[Dataset rows describing interfaces]
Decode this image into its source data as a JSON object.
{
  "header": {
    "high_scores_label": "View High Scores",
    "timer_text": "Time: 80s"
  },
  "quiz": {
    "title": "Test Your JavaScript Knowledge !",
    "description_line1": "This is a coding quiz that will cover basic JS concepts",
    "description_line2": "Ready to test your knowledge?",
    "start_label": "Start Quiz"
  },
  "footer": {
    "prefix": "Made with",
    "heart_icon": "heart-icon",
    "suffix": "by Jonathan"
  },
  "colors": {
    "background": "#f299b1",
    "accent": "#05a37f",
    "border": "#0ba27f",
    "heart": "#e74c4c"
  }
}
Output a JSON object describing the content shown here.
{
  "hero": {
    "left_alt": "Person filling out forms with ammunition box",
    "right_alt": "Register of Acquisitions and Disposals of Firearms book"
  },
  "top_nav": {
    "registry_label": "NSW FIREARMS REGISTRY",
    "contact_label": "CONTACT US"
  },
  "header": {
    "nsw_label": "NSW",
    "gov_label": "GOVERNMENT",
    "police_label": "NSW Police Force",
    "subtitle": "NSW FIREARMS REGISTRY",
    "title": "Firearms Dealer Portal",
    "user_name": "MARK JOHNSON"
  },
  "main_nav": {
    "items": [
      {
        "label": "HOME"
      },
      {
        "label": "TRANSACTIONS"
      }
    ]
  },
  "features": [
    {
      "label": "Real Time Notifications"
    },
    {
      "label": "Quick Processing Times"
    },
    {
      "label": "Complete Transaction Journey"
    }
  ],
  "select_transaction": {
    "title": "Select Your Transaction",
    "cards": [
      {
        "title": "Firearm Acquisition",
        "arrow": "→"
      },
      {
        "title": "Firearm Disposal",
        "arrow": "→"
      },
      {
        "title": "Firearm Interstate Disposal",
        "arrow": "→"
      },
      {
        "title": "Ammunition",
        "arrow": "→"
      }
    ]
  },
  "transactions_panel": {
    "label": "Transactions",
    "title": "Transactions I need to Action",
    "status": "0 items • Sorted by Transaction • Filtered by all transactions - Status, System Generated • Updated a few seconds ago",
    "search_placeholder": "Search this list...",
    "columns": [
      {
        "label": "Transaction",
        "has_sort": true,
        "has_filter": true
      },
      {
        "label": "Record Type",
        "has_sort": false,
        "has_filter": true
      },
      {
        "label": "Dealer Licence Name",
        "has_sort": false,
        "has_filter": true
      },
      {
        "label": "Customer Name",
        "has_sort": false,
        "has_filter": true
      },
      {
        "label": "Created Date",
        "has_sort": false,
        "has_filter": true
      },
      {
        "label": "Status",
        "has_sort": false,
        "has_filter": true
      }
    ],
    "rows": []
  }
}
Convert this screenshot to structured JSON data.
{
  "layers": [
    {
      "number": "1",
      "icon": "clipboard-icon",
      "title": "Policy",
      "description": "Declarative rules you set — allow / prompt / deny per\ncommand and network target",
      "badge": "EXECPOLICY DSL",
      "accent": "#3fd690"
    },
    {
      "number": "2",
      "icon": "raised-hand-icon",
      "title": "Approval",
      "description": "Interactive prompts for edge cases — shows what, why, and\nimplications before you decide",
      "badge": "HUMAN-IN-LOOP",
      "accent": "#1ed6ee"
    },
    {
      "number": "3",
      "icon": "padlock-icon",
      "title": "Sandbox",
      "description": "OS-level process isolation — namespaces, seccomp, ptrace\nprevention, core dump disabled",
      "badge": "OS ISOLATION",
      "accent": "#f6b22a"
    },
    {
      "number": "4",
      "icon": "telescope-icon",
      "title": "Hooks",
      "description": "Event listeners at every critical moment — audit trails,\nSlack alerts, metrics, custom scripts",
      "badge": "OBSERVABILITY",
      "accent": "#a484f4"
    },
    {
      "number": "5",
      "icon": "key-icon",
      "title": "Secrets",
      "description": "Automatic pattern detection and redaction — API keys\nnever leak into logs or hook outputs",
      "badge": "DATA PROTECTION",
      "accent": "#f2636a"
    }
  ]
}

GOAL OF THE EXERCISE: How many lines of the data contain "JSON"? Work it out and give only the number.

REPLY TO THE EXERCISE: 3